Emily was already at Hospital Number Three in Changsha. Changsha is Hunan’s capital and Hospital Number Three is an appropriately modern hospital, at least by Chinese standards. Emily’s operation was scheduled for nine o’clock that morning. Any surgery is worrying, but this was a Chinese hospital, my wife and our child. Tense would hardly describe my emotions. Emily would deliver the baby by caesarian, due to her age and the estimated size of the baby. Hospital policy forbade me from being in the room during the operation. So I waited outside with our friend Nancy, our school accountant. Tense would hardly describe my emotions. A doctor came out about nine-thirty and I almost jumped out of my skin.
When he proceeded to lean against the door of the operating room and light up a cigarette I almost throttled the insensitive bastard. Walking, sitting and nervously jumping at every noise occupied the better part of the eternity that was the next quarter hour. Then a nurse came out.
“It’s a boy,” she said.
“No, a girl,” I replied.
“Boy,” she insisted.

We had been told it was going to be a girl a few months before and we were quite happy with that. We had chosen to name her after my father’s mother and had taken to calling the baby Catherine. Dutifully following the nurse down a couple of flights of stairs, and towards a small room I stood and watched as she prepared warm water for the baby’s first bath. The blanket was removed and Catherine was revealed to be “a boy!?!”

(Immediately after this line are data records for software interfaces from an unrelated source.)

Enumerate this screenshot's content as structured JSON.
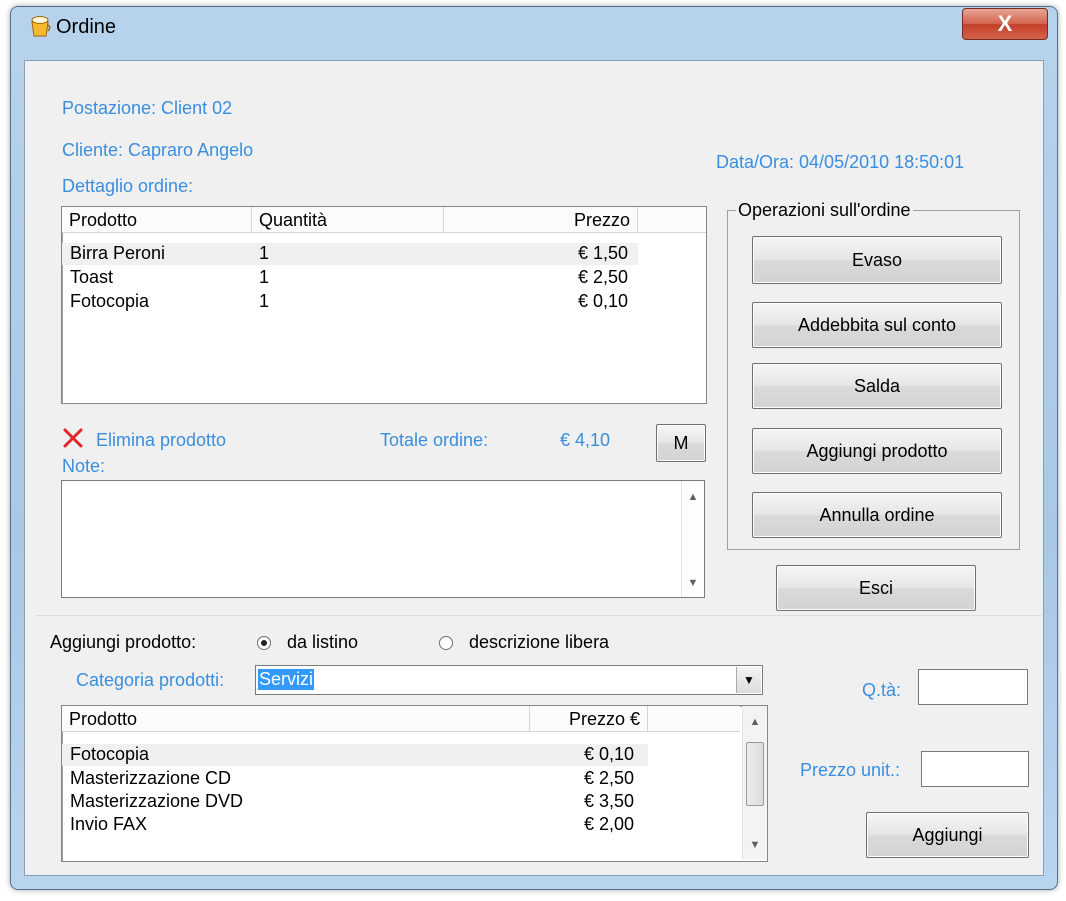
{
  "window": {
    "title": "Ordine",
    "close_glyph": "X"
  },
  "info": {
    "postazione": "Postazione: Client 02",
    "cliente": "Cliente: Capraro Angelo",
    "dettaglio": "Dettaglio ordine:",
    "data_ora": "Data/Ora: 04/05/2010 18:50:01"
  },
  "order_list": {
    "columns": [
      "Prodotto",
      "Quantità",
      "Prezzo"
    ],
    "rows": [
      {
        "product": "Birra Peroni",
        "qty": "1",
        "price": "€ 1,50"
      },
      {
        "product": "Toast",
        "qty": "1",
        "price": "€ 2,50"
      },
      {
        "product": "Fotocopia",
        "qty": "1",
        "price": "€ 0,10"
      }
    ]
  },
  "delete_label": "Elimina prodotto",
  "totale_label": "Totale ordine:",
  "totale_value": "€ 4,10",
  "m_button": "M",
  "note_label": "Note:",
  "note_value": "",
  "operations": {
    "legend": "Operazioni sull'ordine",
    "buttons": [
      "Evaso",
      "Addebbita sul conto",
      "Salda",
      "Aggiungi prodotto",
      "Annulla ordine"
    ]
  },
  "esci_button": "Esci",
  "add_product": {
    "label": "Aggiungi prodotto:",
    "option_listino": "da listino",
    "option_libera": "descrizione libera",
    "selected": "da listino",
    "categoria_label": "Categoria prodotti:",
    "categoria_value": "Servizi",
    "qta_label": "Q.tà:",
    "qta_value": "",
    "prezzo_label": "Prezzo unit.:",
    "prezzo_value": "",
    "aggiungi_button": "Aggiungi"
  },
  "catalog_list": {
    "columns": [
      "Prodotto",
      "Prezzo €"
    ],
    "rows": [
      {
        "product": "Fotocopia",
        "price": "€ 0,10"
      },
      {
        "product": "Masterizzazione CD",
        "price": "€ 2,50"
      },
      {
        "product": "Masterizzazione DVD",
        "price": "€ 3,50"
      },
      {
        "product": "Invio FAX",
        "price": "€ 2,00"
      }
    ]
  },
  "colors": {
    "accent_blue": "#3a8ee0",
    "close_red": "#c2402a",
    "delete_x": "#e0262a"
  }
}
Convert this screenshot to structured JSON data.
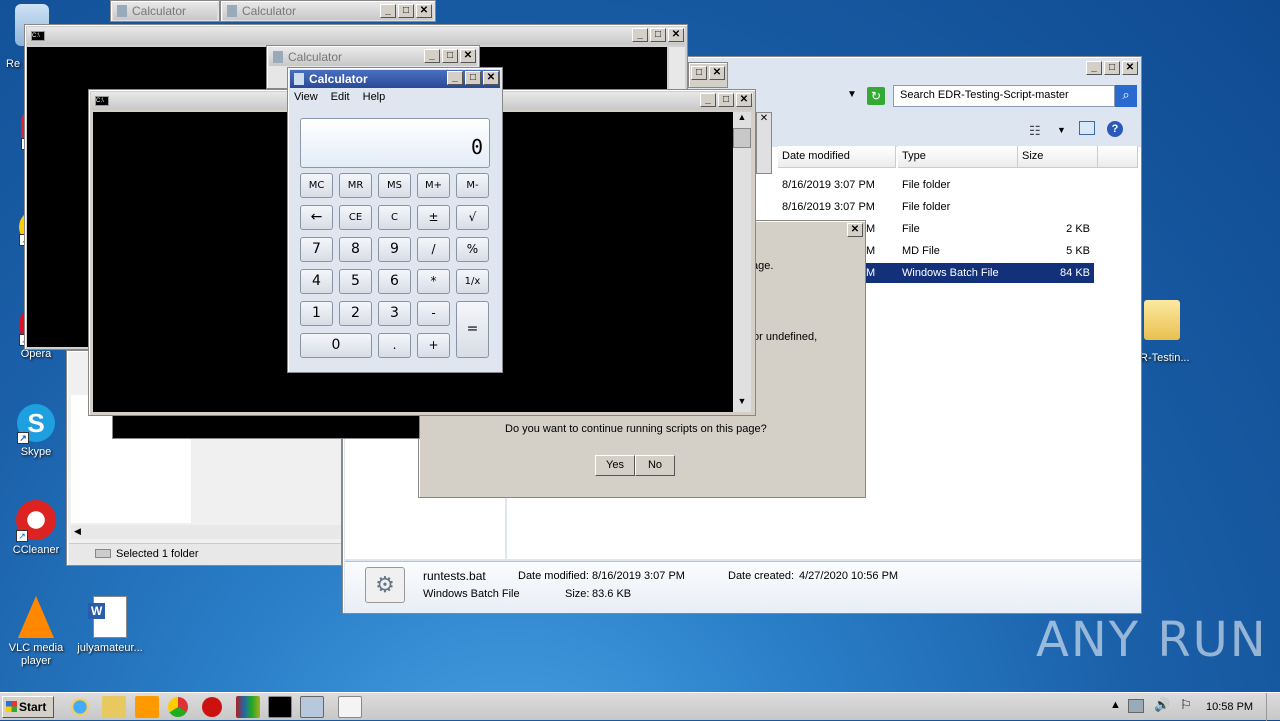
{
  "desktop": {
    "icons": [
      {
        "label": "Re",
        "name": "recycle-bin"
      },
      {
        "label": "Opera",
        "name": "opera"
      },
      {
        "label": "Skype",
        "name": "skype"
      },
      {
        "label": "CCleaner",
        "name": "ccleaner"
      },
      {
        "label": "VLC media player",
        "name": "vlc"
      },
      {
        "label": "julyamateur...",
        "name": "word-doc"
      },
      {
        "label": "R-Testin...",
        "name": "folder"
      }
    ],
    "watermark": "ANY RUN"
  },
  "windows": {
    "calc_title": "Calculator",
    "calc_title_2": "Calculator",
    "calc_title_3": "Calculator",
    "calc_title_main": "Calculator",
    "calc_menu": [
      "View",
      "Edit",
      "Help"
    ],
    "calc_display": "0",
    "calc_buttons": {
      "mc": "MC",
      "mr": "MR",
      "ms": "MS",
      "mplus": "M+",
      "mminus": "M-",
      "back": "←",
      "ce": "CE",
      "c": "C",
      "pm": "±",
      "sqrt": "√",
      "n7": "7",
      "n8": "8",
      "n9": "9",
      "div": "/",
      "pct": "%",
      "n4": "4",
      "n5": "5",
      "n6": "6",
      "mul": "*",
      "inv": "1/x",
      "n1": "1",
      "n2": "2",
      "n3": "3",
      "sub": "-",
      "eq": "=",
      "n0": "0",
      "dot": ".",
      "add": "+"
    }
  },
  "explorer": {
    "search_placeholder": "Search EDR-Testing-Script-master",
    "columns": [
      "Date modified",
      "Type",
      "Size"
    ],
    "rows": [
      {
        "date": "8/16/2019 3:07 PM",
        "type": "File folder",
        "size": ""
      },
      {
        "date": "8/16/2019 3:07 PM",
        "type": "File folder",
        "size": ""
      },
      {
        "date": "M",
        "type": "File",
        "size": "2 KB"
      },
      {
        "date": "M",
        "type": "MD File",
        "size": "5 KB"
      },
      {
        "date": "M",
        "type": "Windows Batch File",
        "size": "84 KB"
      }
    ],
    "details": {
      "filename": "runtests.bat",
      "filetype": "Windows Batch File",
      "modified_label": "Date modified:",
      "modified": "8/16/2019 3:07 PM",
      "created_label": "Date created:",
      "created": "4/27/2020 10:56 PM",
      "size_label": "Size:",
      "size": "83.6 KB"
    },
    "status_text": "Selected 1 folder"
  },
  "dialog": {
    "fragment_1": "age.",
    "fragment_2": "or undefined,",
    "question": "Do you want to continue running scripts on this page?",
    "yes": "Yes",
    "no": "No"
  },
  "taskbar": {
    "start": "Start",
    "clock": "10:58 PM"
  }
}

I was shocked, proud, and no more delighted by being Daddy to a boy, but I was mightily confused.
Our little boy, born at 9:48 Beijing time on 29/03/2004, weighing 3.9 kg, and measuring 58 cm was here and being cleaned and polished. He had all his toes, and fingers, brown eyes and pointed ears. My pride was somewhat checked by the fact that I now had to come up with a name.
The months of preparation gave way to the concern for Emily’s recovery and the baby’s health. Anticipation gave way to joy and responsibility, as a new child became part of our lives. Confused pride remains.

Oh yes, the boy’s name is Wyatt Alexis.